Improving student outcomes has been at the core of education policy and practice for decades. Yet, despite their efforts, schools have not consistently shown any significant improvement in student achievement. One of the main reasons for this is a failure to understand the factors that influence student outcomes adequately.
Bad student outcomes (high dropout rate, low grade, poor knowledge, bad health) are very common in our society. Students suffer from a variety of problems, including poor study habits, lack of motivation, and lack of study time. This is something that educators and education professionals strive hard to resolve, likely with help from education consulting firms that try to cover all the bases when it comes to obstacles on the path to sound education. Having made some progress in addressing the problems that plague our society, we still have a long way to ensure that the students who enter university are better prepared for life after graduation. So, how can teachers improve pupil outcomes? Well, you’re in luck because I’ve written down some things that can help you with just that!
- A study by the Outdoor Education Program at the University of Colorado Boulder has found that students who are taught outdoor skills while outdoors have improved test scores and grades. The study gathered data on the teaching methods of eight instructors and compared their students’ academic and disciplinary scores against those of students in a control group that was studied offline. The study concluded that students taught outside are more likely to receive praise from their teachers and have greater self-esteem.
- The quality of feedback given by a teacher can significantly impact student performance and outcome. It improves performance and helps you see what students need to work on. Many studies suggest that the more often students are provided with feedback, the better their academic performance. There is evidence of a positive relationship between student feedback and student performance, particularly for the three to four years following a course.
But feedback is often seen as a mechanism for the teacher to criticize students, and many teachers don’t know how to give effective feedback. It can be hard to give good feedback while avoiding shaming and hurting students. When feedback is given correctly, it helps a student succeed. When feedback is given incorrectly, it causes a student to become discouraged and leads to failed education and bad student outcomes.Now, how can you give good feedback to your students? It’s a tricky situation since giving feedback is also a tricky situation. Just like love, there’s no “right” or “wrong” way to give feedback-it just depends on the situation. And the best thing you can do is be yourself and be honest. Don’t make any excuses, and don’t give the blame to the student. It’s important to be completely honest and say what you think. Make sure the student knows you are honest and that you are listening to what they have to say.

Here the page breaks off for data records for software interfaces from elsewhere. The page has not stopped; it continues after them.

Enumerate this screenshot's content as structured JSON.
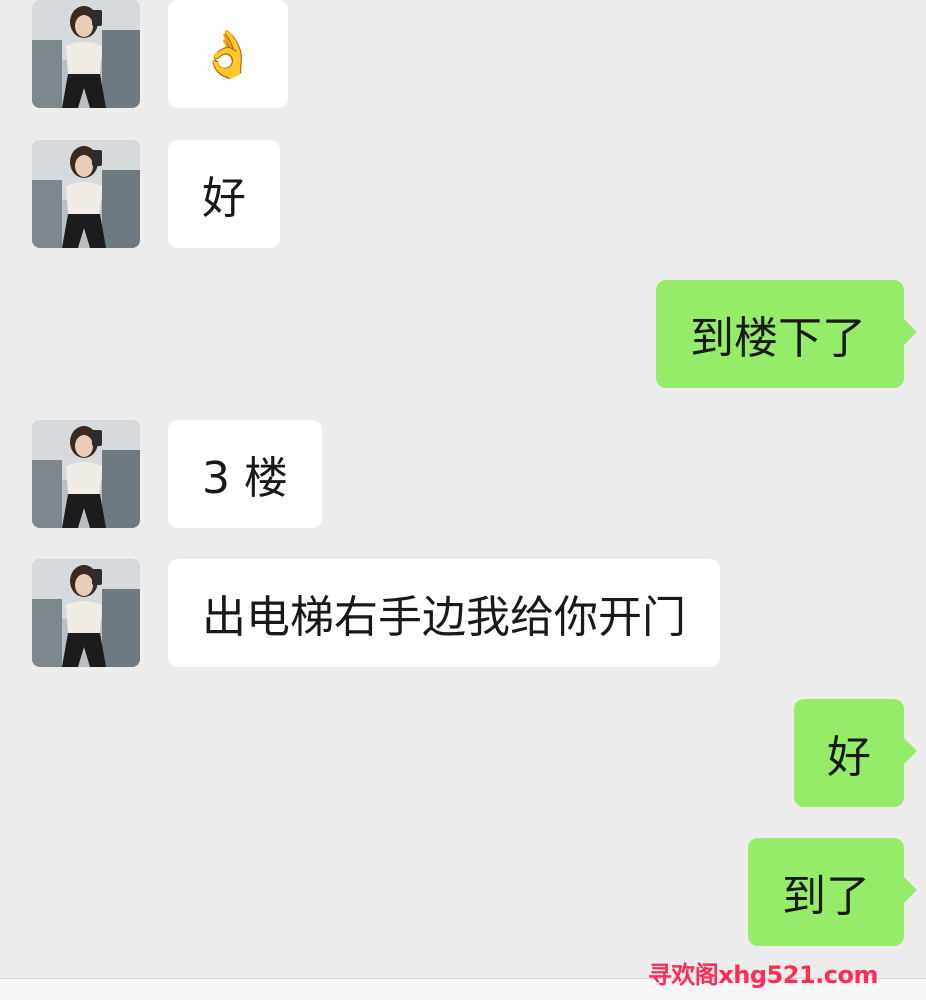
{
  "colors": {
    "background": "#ededed",
    "incoming_bubble": "#ffffff",
    "outgoing_bubble": "#95ec69",
    "text": "#191919",
    "watermark": "#ff2d55"
  },
  "messages": [
    {
      "direction": "incoming",
      "avatar": "contact-avatar-photo",
      "text": "👌"
    },
    {
      "direction": "incoming",
      "avatar": "contact-avatar-photo",
      "text": "好"
    },
    {
      "direction": "outgoing",
      "text": "到楼下了"
    },
    {
      "direction": "incoming",
      "avatar": "contact-avatar-photo",
      "text": "3 楼"
    },
    {
      "direction": "incoming",
      "avatar": "contact-avatar-photo",
      "text": "出电梯右手边我给你开门"
    },
    {
      "direction": "outgoing",
      "text": "好"
    },
    {
      "direction": "outgoing",
      "text": "到了"
    }
  ],
  "watermark": "寻欢阁xhg521.com"
}
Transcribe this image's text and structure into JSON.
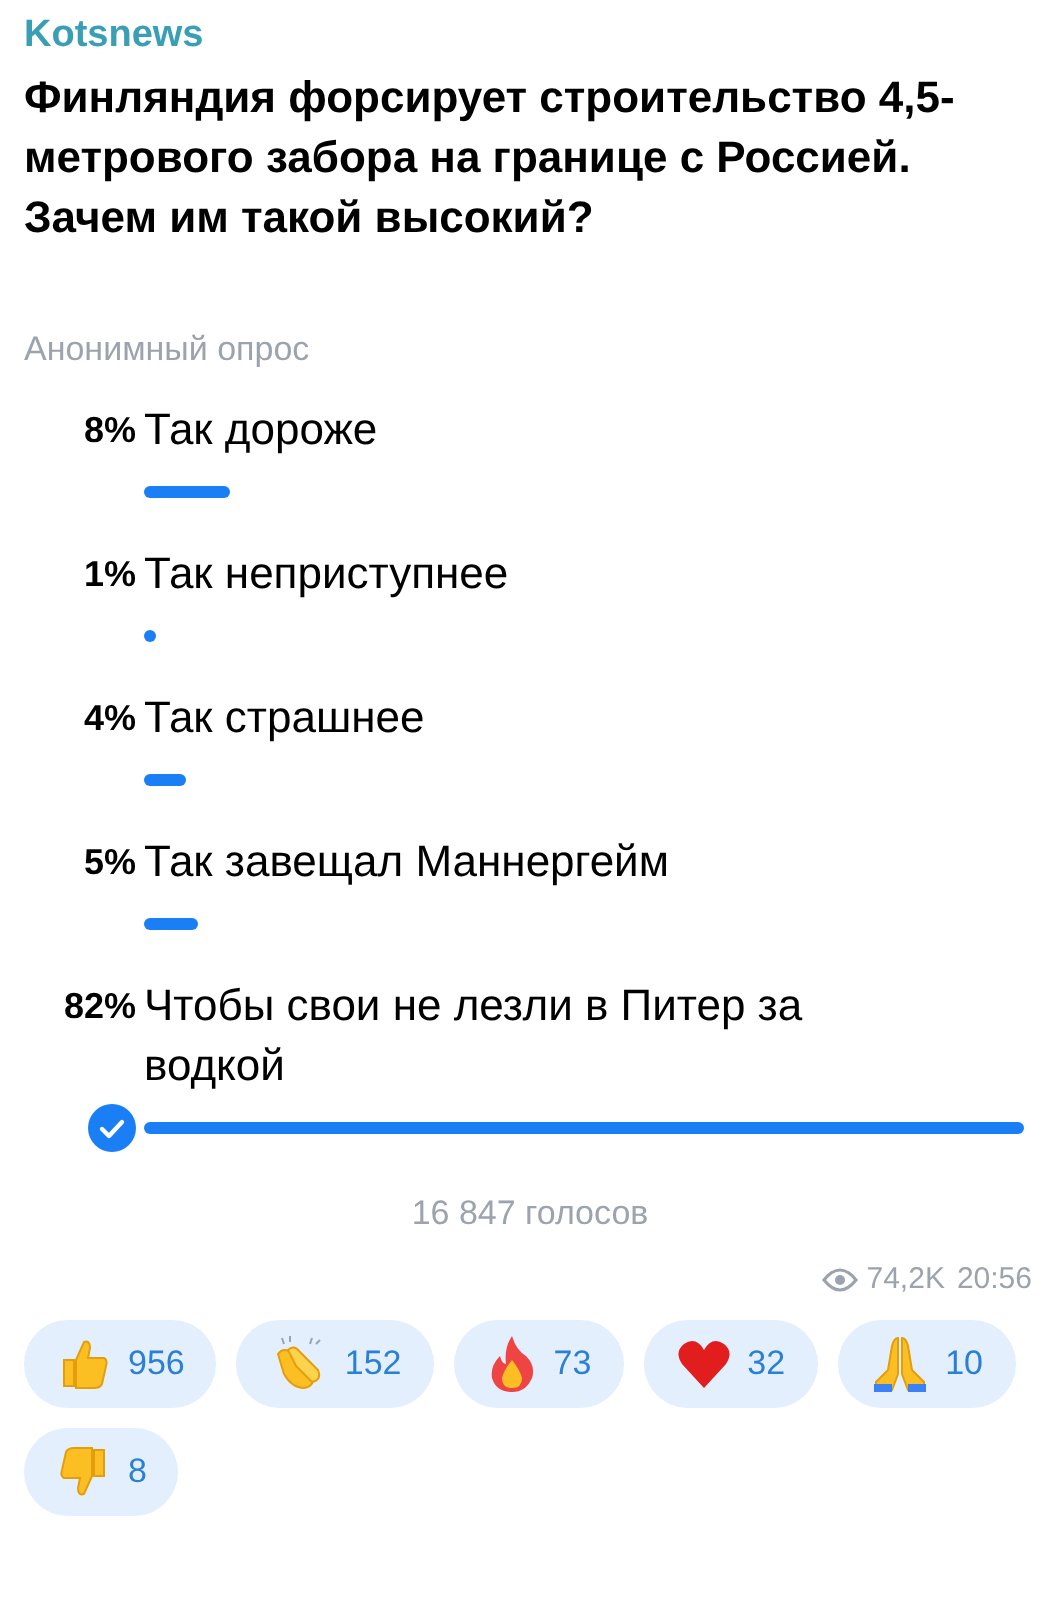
{
  "channel": "Kotsnews",
  "title": "Финляндия форсирует строительство 4,5-метрового забора на границе с Россией. Зачем им такой высокий?",
  "poll_type": "Анонимный опрос",
  "options": [
    {
      "percent": "8%",
      "label": "Так дороже",
      "selected": false
    },
    {
      "percent": "1%",
      "label": "Так неприступнее",
      "selected": false
    },
    {
      "percent": "4%",
      "label": "Так страшнее",
      "selected": false
    },
    {
      "percent": "5%",
      "label": "Так завещал Маннергейм",
      "selected": false
    },
    {
      "percent": "82%",
      "label": "Чтобы свои не лезли в Питер за водкой",
      "selected": true
    }
  ],
  "votes": "16 847 голосов",
  "views": "74,2K",
  "time": "20:56",
  "reactions": [
    {
      "kind": "thumbs-up",
      "count": "956"
    },
    {
      "kind": "clap",
      "count": "152"
    },
    {
      "kind": "fire",
      "count": "73"
    },
    {
      "kind": "heart",
      "count": "32"
    },
    {
      "kind": "pray",
      "count": "10"
    },
    {
      "kind": "thumbs-down",
      "count": "8"
    }
  ]
}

- Another good way to help you, as a teacher, improve student outcomes is by using interactive learning. Most of the time, we approach student learning comes down to what we know to be effective. We see evidence of the benefits of collaborative learning, peer tutoring, and feedback in the classroom, so we assume these are just the ways we can do to improve student outcomes. Yet, how we learn takes some getting used to. Our brains are actually wired in a way that involves a lot of creative and active exploration, but this can be difficult to see when you’re just sitting in the classroom.
Interactive learning, or clickers and other interactive learning technologies, can be a great way to engage students and improve student outcomes.

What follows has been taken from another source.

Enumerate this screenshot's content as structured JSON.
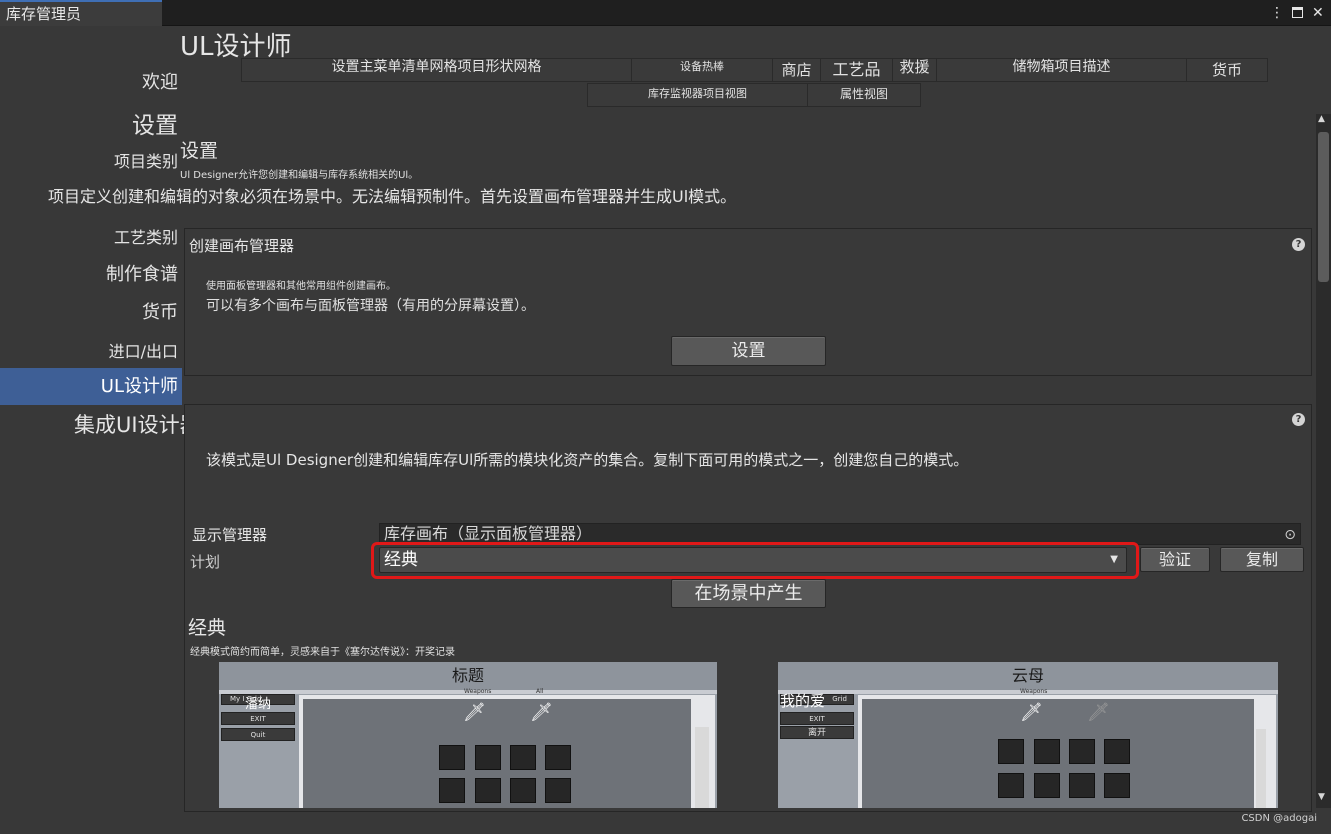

- Many students do poorly in school because they lack motivation and guidance. While students might be motivated to achieve at school, they do not necessarily take it upon themselves to improve their study skills to improve their grades. As a result, they are unable to achieve their goals.
You can think of personalized guidance as an extension of the personalized learning (PL) revolution. Whether it’s education or health, or welfare, personalized guidance can greatly impact how people improve their outcomes. It’s been proven time and time again that personalized guidance can have positive impacts on learning, health, and well-being.